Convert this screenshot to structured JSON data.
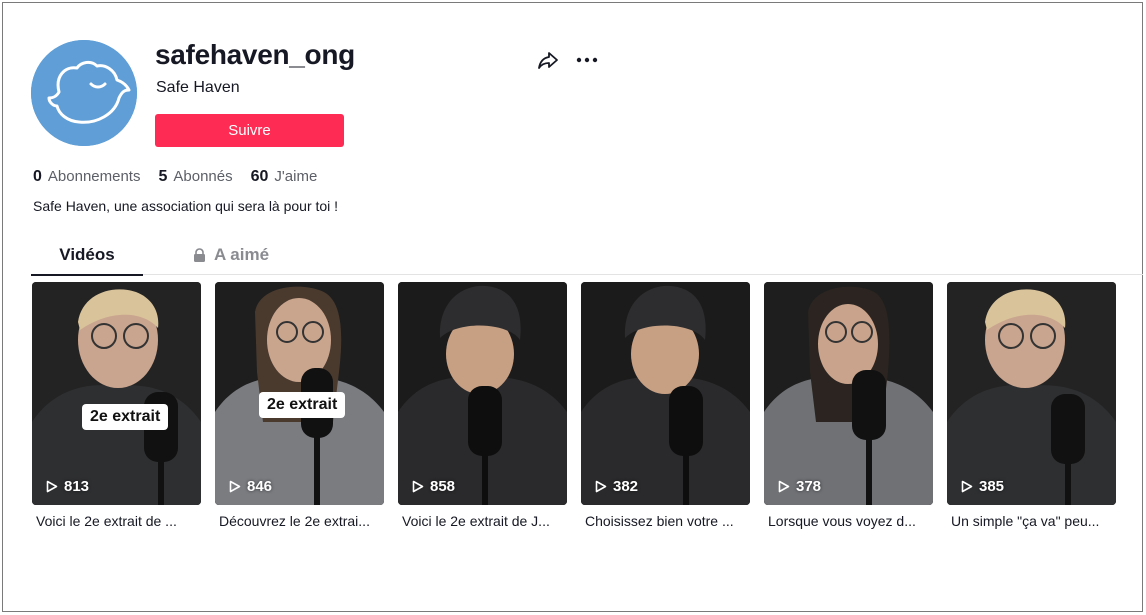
{
  "profile": {
    "username": "safehaven_ong",
    "nickname": "Safe Haven",
    "follow_label": "Suivre",
    "bio": "Safe Haven, une association qui sera là pour toi !",
    "avatar_color": "#5f9ed6"
  },
  "stats": {
    "following_count": "0",
    "following_label": "Abonnements",
    "followers_count": "5",
    "followers_label": "Abonnés",
    "likes_count": "60",
    "likes_label": "J'aime"
  },
  "tabs": {
    "videos": "Vidéos",
    "liked": "A aimé"
  },
  "videos": [
    {
      "views": "813",
      "caption": "Voici le 2e extrait de ...",
      "overlay": "2e extrait"
    },
    {
      "views": "846",
      "caption": "Découvrez le 2e extrai...",
      "overlay": "2e extrait"
    },
    {
      "views": "858",
      "caption": "Voici le 2e extrait de J..."
    },
    {
      "views": "382",
      "caption": "Choisissez bien votre ..."
    },
    {
      "views": "378",
      "caption": "Lorsque vous voyez d..."
    },
    {
      "views": "385",
      "caption": "Un simple \"ça va\" peu..."
    }
  ],
  "colors": {
    "accent": "#fe2c55",
    "text": "#161823",
    "muted": "#5c5f67"
  },
  "icons": [
    "share-icon",
    "more-icon",
    "lock-icon",
    "play-icon",
    "bird-logo-icon"
  ]
}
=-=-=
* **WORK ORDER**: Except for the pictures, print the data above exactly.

* **ANSWER TO THIS PROBLEM**:
Convert this screenshot to structured JSON data.
{
  "profile": {
    "username": "safehaven_ong",
    "nickname": "Safe Haven",
    "follow_label": "Suivre",
    "bio": "Safe Haven, une association qui sera là pour toi !",
    "avatar_color": "#5f9ed6"
  },
  "stats": {
    "following_count": "0",
    "following_label": "Abonnements",
    "followers_count": "5",
    "followers_label": "Abonnés",
    "likes_count": "60",
    "likes_label": "J'aime"
  },
  "tabs": {
    "videos": "Vidéos",
    "liked": "A aimé"
  },
  "videos": [
    {
      "views": "813",
      "caption": "Voici le 2e extrait de ...",
      "overlay": "2e extrait"
    },
    {
      "views": "846",
      "caption": "Découvrez le 2e extrai...",
      "overlay": "2e extrait"
    },
    {
      "views": "858",
      "caption": "Voici le 2e extrait de J..."
    },
    {
      "views": "382",
      "caption": "Choisissez bien votre ..."
    },
    {
      "views": "378",
      "caption": "Lorsque vous voyez d..."
    },
    {
      "views": "385",
      "caption": "Un simple \"ça va\" peu..."
    }
  ],
  "colors": {
    "accent": "#fe2c55",
    "text": "#161823",
    "muted": "#5c5f67"
  },
  "icons": [
    "share-icon",
    "more-icon",
    "lock-icon",
    "play-icon",
    "bird-logo-icon"
  ]
}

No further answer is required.